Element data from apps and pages
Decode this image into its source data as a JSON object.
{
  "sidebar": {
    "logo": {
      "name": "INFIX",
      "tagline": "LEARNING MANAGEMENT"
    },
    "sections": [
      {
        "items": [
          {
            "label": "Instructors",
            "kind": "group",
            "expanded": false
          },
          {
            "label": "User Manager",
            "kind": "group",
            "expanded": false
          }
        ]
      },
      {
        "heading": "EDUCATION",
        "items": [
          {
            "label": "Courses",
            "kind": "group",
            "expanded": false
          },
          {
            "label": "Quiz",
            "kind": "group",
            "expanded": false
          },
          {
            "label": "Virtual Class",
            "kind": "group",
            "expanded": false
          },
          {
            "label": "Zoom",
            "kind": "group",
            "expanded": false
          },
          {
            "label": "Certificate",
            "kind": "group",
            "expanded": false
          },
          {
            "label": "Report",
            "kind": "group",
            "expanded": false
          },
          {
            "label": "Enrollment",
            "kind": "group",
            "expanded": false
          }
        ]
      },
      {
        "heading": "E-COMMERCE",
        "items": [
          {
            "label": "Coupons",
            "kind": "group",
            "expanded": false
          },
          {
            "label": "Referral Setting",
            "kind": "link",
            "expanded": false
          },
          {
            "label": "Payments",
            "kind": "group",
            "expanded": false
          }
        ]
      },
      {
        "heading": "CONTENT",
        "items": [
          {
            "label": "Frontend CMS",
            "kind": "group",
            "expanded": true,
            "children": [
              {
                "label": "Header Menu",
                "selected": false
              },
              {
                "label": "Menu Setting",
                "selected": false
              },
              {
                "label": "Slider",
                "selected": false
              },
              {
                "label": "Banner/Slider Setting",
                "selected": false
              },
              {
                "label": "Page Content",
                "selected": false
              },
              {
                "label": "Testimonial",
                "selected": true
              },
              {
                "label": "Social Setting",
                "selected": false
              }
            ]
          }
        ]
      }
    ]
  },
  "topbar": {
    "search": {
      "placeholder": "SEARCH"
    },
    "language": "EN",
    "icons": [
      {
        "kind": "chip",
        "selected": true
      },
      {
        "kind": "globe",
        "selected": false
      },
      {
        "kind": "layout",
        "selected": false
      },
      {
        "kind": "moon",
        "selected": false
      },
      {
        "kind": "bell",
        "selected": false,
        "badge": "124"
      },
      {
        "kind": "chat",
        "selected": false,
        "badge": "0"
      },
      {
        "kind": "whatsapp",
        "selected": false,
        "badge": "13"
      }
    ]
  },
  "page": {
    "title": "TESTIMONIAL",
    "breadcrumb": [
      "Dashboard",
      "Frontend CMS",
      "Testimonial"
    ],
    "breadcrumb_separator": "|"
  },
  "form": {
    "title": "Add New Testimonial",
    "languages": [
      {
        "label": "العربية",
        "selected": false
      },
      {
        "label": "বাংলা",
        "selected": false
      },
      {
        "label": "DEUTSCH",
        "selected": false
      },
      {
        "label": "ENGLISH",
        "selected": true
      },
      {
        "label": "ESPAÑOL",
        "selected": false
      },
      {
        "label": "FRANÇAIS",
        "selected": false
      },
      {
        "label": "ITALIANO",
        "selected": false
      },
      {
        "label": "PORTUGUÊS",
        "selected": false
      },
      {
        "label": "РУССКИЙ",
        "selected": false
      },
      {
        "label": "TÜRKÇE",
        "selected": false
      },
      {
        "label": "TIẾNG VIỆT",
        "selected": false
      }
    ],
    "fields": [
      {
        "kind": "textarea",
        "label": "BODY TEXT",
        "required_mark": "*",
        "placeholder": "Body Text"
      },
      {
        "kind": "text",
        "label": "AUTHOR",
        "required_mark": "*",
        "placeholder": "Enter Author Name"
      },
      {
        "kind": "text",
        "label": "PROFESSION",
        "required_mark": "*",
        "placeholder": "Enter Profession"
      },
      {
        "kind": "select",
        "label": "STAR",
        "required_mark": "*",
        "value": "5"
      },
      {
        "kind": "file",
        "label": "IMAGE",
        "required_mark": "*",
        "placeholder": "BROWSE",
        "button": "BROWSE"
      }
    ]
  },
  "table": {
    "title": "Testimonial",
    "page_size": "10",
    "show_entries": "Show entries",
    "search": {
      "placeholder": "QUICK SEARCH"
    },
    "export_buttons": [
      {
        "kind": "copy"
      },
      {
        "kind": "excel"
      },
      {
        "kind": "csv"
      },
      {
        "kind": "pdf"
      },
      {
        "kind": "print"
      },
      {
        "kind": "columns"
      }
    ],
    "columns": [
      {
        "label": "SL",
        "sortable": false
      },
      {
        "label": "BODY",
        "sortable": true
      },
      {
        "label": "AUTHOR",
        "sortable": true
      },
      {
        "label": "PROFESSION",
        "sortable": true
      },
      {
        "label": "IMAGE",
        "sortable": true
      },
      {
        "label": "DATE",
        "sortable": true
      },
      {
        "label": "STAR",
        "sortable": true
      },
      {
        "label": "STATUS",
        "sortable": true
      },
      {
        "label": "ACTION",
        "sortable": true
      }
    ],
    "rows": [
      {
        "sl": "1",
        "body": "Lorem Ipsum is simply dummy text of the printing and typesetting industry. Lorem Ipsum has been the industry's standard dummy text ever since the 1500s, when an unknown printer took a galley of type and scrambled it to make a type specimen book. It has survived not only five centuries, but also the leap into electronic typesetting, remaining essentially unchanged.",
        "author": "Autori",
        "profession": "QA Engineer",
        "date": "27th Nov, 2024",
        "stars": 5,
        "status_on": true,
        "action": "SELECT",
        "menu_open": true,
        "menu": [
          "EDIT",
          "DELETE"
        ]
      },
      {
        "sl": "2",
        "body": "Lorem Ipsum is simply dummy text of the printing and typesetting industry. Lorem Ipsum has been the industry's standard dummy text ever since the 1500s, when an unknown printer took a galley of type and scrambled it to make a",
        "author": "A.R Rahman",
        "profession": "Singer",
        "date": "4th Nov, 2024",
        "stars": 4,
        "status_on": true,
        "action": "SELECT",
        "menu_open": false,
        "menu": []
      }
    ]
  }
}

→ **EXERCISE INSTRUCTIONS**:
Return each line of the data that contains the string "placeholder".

→ **RESPONSE TO THE EXERCISE**:
      "placeholder": "SEARCH"
        "placeholder": "Body Text"
        "placeholder": "Enter Author Name"
        "placeholder": "Enter Profession"
        "placeholder": "BROWSE",
      "placeholder": "QUICK SEARCH"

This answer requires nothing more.